The consortium will also include a Data Analysis Resource core (U24) led by the Consortium Coordinator and Principal Investigators that provides service to the individual research projects (U01s). The research projects (U01s) affiliated with the consortium will focus on the common theme and aims of the consortium as describe above.
The cooperative agreement mechanism requires the appointment of an NIH Project Scientist, who will have substantial involvement above and beyond the normal program stewardship of the award. The NIH Project Scientist is a partner within the research team representing the government's interest in the substantive work of the research team with specific responsibilities.
The continuing support for the NCANDA consortium will be limited to competing renewals of existing research sites supported by the U24 and U01 grant mechanisms as the longitudinal design of the study relies on continuing data collection and follow-up measures on the participants already enrolled at these research sites for almost a decade since its inception. To ensure the continuity of the longitudinal nature of the study design and data collection uniformity, only renewals will be considered in these FOAs. The decision to limit competition is recommended in consideration of the success of the current awardees as well as, the costs, risks, and logistical difficulties in developing new sites and the longitudinal focus of the studies.
The NCANDA consortium is expected to engage a diverse group of scientists in biomedical research, which includes but is not limited to participation of individuals from underrepresented backgrounds (i.e. racial and ethnic minorities, persons with disabilities, or persons from disadvantaged backgrounds), women, early-stage and experienced investigators with a track record of funding, and investigators from various disciplines/departments and specialties. NOT OD 20-031 (Notice of NIH's Interest in Diversity).

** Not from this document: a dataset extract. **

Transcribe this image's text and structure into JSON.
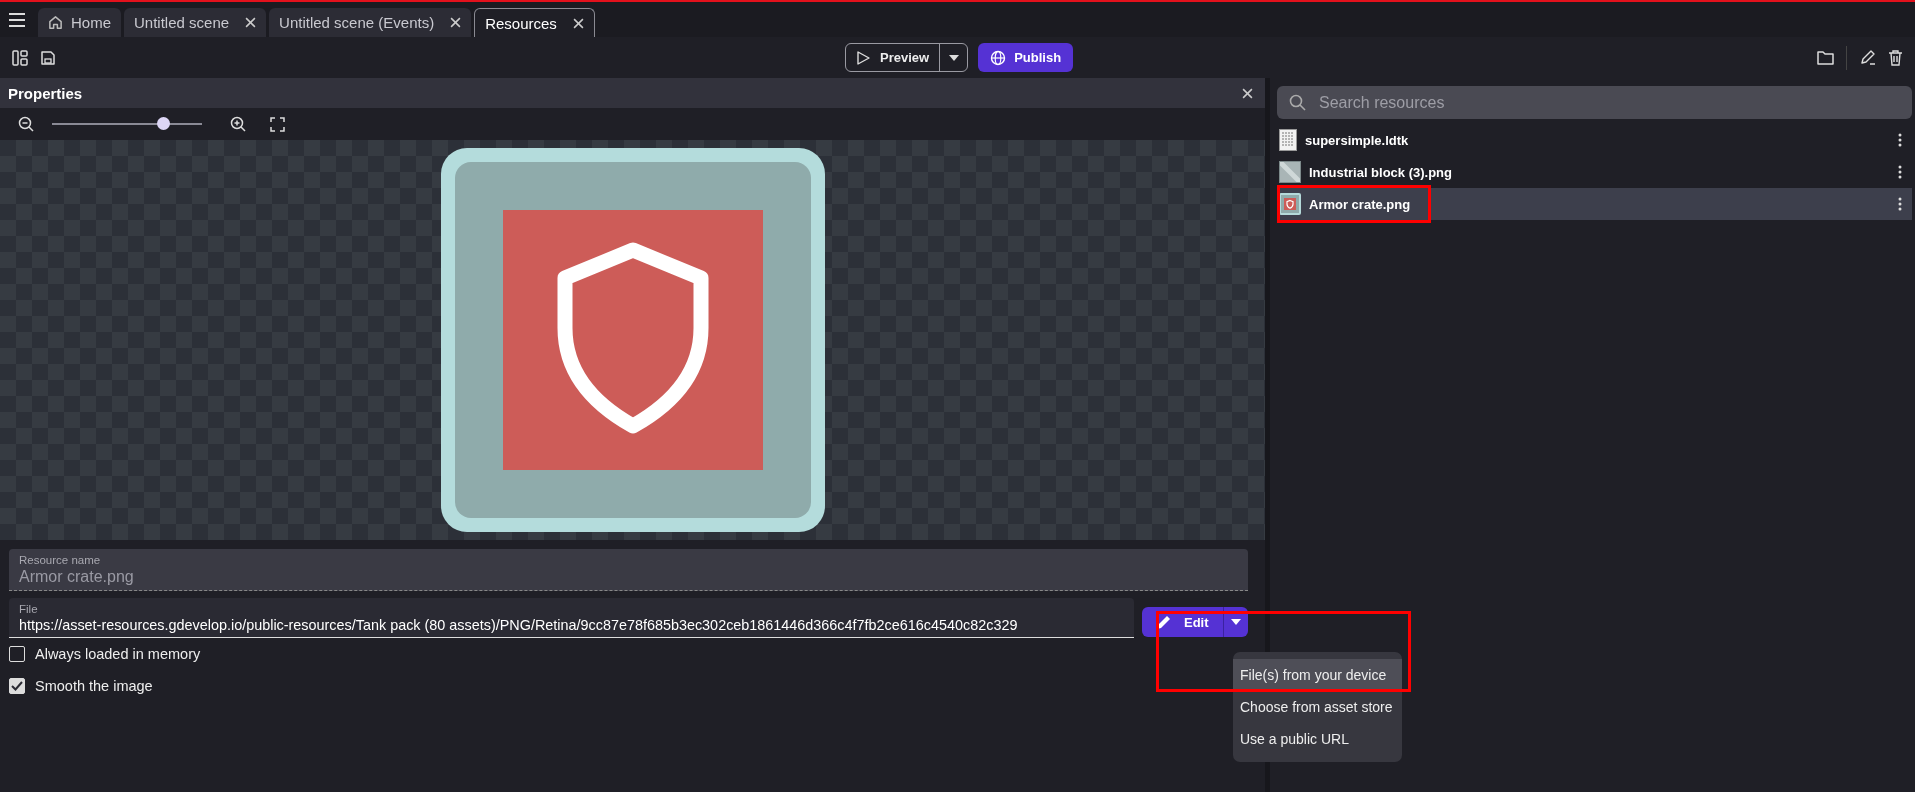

The proposed RFAs, which will be open to qualified and eligible applicants, will be reissues of the following: